10. Cowboy Junkies, Misguided Angel – The absolute purist recording for this genre of music. The album was recorded at a church in Toronto, Canada with the band playing live off the floor into one stereo microphone and recording straight to tape.
11. BONUS: The Band featuring The Staple Singers, The Weight – The organs, a range of male and female vocals, the clapping near the end, and the glorious way it was all mixed together.
The Desktop Setup
Setup Price: $1,800 Though any of the aforementioned setups will work handsomely, there’s a lot of headroom for a power user. There’s no way we can cover the vast market of peripherals, but for our desktops, we’ve taken the liberty to dive a bit further, think a little bigger, and spend a bit more. The centerpiece of this desktop setup is the impressively monolithic Oppo HA-1 DAC/Headphone Amp ($1,100). After you get over its sheer density — damn the flyweight tech, the HA-1 weighs in at 13 damn pounds — you’re provided features and performance galore that systems costing twice as much will struggle to beat.
Its Class A Amplifier — combined with a bevy of connectivity options including optical, RCA, XLR, Bluetooth and USB digital inputs for computer, plus a separate connection for smart devices — make it a versatile solution for all kinds of listening setups, such as being used a stereo preamp. Then there’s the glowing front panel display, which provides ample amounts of visual bling in the form of digital VU meters, or a more modern spectrum display, if you prefer.
It’ll make any pair of headphones shine better than they ever have before — like our now-discontinued Denon AH-D5000s, shown above — but it’s hard to beat the magic of pairing it with Oppo’s own headphone series or Sennheiser’s respected HD700s.
The All-Out Desktop Setup
Setup Price: $4,700 For our top-end setup we assembled a cadre of gear focused on performance, design and space. At this point you’ve made a deep dive into high-resolution audio yourself and boast a hard drive full of your favorite albums. Things are getting a bit tight on the hard drive and you’re ready to expand. Consider an external hard drive. Were long time users of LaCie gear (looks and performs great), so in this build we’ve included the 6TB LaCie BigDisk ($570). It uses the zippy Thunderbolt interface for quick file transfer and is plenty large and fast enough to be the storage hub of your burgeoning collection. If you need your music across a variety of platforms, consider Roon ($119 per year), a service that transforms all your downlaods, files and streaming services into a single comprehensive music collection you can access everywhere.

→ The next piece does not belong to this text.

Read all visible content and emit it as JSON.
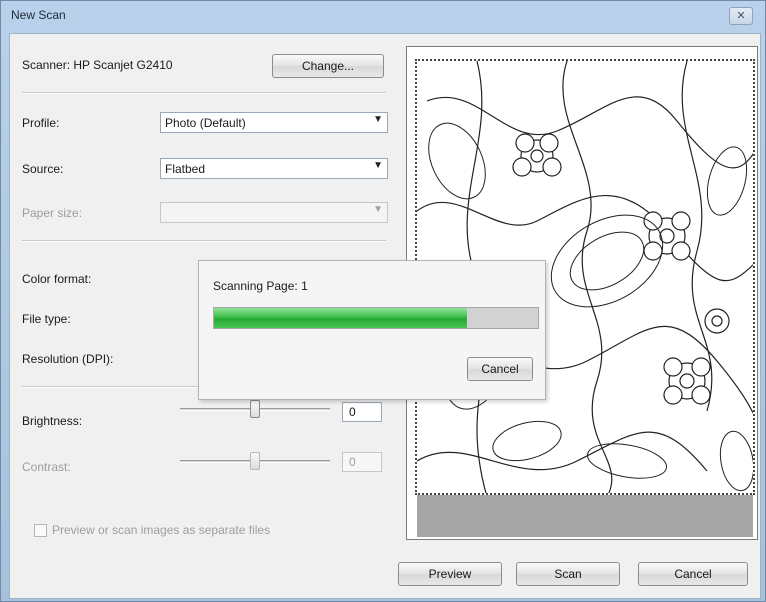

The centerpiece here is the Meridian Prime ($2,000) DAC and headphone amplifier. Aim incredible piece of kit we’ve been testing the prime for months and can attest to its acuity and presence. It can drive even the most demanding headphone, serve as a central DAC for external powered speakers and looks sharp to boot. Once you get past its staggering price — this is Meridian after all — it really doesn’t take many auditions to see just how much magic comes from this box. A close colleague who knows his way around a great set of headphones called it “money damn well spent” (there are two of these in our offices). If you’re itching for the full monte consider adding the the Meridian Audio Power Supply ($1,250). Also consider auditioning the Benchmark DAC2 ($1,995), which, in addition to delivering big performance also touts native DSD conversion. As for the cans well we saved the best for last. In the world of headphones Grado needs no introduction. The family business has been building world class headphones for decades here in New York and their flagship, the PS1000e ($1,695) are practically peerless. Once you get past their enormity (big drivers, big sound) you simply won’t find an audio experience like this — the headphones simply squeeze out every last bit of audio fidelity. We can boil them down to one word: sublime. Orchestral tracks come alive with pastoral delivery, Led Zeppelin practically performs in front of you, Sting croons with visceral grit.